Would you please copy the part of the material below that opens with the line containing "Decode this image" and closes with the line containing "Extract the structured"? Copy it exactly, and only it.
RECORDS FOR THIS TASK below:
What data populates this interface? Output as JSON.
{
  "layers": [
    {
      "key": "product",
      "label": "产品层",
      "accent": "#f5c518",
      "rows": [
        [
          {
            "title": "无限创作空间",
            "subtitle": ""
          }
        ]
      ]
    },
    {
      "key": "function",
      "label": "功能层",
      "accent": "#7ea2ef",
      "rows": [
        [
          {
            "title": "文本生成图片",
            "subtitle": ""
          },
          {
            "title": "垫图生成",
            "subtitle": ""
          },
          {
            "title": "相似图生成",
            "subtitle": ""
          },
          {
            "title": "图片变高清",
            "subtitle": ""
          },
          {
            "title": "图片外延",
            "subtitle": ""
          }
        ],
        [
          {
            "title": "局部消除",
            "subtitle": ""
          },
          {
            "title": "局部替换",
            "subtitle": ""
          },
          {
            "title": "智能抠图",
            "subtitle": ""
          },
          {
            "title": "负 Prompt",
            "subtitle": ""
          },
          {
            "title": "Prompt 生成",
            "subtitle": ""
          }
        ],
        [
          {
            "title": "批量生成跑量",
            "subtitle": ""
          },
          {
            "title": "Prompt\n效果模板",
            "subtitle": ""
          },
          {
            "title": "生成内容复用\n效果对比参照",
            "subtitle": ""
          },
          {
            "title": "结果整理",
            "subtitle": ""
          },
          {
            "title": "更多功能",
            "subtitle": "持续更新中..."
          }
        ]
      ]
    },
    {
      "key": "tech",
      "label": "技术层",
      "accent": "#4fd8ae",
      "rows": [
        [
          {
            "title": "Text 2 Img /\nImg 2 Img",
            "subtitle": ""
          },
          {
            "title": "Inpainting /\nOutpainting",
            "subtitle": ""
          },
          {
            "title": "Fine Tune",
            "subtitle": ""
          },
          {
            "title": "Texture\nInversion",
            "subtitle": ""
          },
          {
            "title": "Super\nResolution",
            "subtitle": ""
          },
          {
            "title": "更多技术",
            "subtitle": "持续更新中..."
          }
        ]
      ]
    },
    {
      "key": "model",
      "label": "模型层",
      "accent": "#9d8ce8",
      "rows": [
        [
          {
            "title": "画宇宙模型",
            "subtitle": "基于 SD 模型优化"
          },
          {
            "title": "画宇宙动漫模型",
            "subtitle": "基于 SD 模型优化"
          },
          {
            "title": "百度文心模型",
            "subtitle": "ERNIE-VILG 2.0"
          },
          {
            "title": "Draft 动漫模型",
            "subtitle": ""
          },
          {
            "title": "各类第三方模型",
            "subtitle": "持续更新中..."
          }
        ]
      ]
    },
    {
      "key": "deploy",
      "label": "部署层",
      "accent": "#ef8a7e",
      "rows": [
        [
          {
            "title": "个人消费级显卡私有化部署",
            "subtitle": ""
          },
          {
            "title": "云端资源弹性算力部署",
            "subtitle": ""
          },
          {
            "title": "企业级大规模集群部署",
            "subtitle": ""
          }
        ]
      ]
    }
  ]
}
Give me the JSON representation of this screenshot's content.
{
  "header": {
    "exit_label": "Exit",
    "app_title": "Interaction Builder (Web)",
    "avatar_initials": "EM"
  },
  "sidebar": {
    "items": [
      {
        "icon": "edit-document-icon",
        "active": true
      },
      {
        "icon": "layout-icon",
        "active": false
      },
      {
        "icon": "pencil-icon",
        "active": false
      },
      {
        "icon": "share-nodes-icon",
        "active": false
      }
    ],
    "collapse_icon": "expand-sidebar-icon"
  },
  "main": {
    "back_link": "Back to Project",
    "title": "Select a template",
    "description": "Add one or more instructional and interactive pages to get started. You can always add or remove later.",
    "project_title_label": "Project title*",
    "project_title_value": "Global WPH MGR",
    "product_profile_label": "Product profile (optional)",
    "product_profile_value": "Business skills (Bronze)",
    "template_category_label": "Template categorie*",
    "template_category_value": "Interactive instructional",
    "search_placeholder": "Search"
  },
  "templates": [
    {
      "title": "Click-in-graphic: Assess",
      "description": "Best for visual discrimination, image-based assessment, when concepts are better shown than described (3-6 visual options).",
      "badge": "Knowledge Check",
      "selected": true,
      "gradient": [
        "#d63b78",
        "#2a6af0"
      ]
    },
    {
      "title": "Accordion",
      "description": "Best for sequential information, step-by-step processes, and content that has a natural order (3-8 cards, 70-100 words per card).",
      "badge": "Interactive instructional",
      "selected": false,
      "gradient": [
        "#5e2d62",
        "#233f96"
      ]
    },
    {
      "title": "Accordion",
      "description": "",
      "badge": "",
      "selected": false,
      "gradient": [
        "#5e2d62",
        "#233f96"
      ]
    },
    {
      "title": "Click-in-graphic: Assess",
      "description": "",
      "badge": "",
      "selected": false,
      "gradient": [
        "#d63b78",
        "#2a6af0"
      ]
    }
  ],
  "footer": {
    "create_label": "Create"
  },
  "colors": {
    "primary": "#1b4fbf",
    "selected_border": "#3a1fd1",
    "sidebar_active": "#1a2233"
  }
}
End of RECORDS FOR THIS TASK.
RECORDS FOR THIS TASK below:
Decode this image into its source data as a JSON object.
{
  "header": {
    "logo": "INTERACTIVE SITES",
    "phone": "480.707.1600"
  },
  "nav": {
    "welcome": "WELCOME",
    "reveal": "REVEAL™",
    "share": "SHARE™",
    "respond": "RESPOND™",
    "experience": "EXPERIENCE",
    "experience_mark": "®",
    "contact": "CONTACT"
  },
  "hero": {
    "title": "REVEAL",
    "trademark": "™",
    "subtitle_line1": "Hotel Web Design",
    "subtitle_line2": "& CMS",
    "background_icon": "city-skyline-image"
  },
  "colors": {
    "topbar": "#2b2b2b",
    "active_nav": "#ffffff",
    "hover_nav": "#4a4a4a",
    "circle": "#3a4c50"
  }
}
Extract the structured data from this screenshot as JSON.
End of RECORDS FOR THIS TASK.
SOLUTION TO THE PROBLEM
Decode this image into its source data as a JSON object.
{
  "header": {
    "logo": "INTERACTIVE SITES",
    "phone": "480.707.1600"
  },
  "nav": {
    "welcome": "WELCOME",
    "reveal": "REVEAL™",
    "share": "SHARE™",
    "respond": "RESPOND™",
    "experience": "EXPERIENCE",
    "experience_mark": "®",
    "contact": "CONTACT"
  },
  "hero": {
    "title": "REVEAL",
    "trademark": "™",
    "subtitle_line1": "Hotel Web Design",
    "subtitle_line2": "& CMS",
    "background_icon": "city-skyline-image"
  },
  "colors": {
    "topbar": "#2b2b2b",
    "active_nav": "#ffffff",
    "hover_nav": "#4a4a4a",
    "circle": "#3a4c50"
  }
}
Extract the structured data from this screenshot as JSON.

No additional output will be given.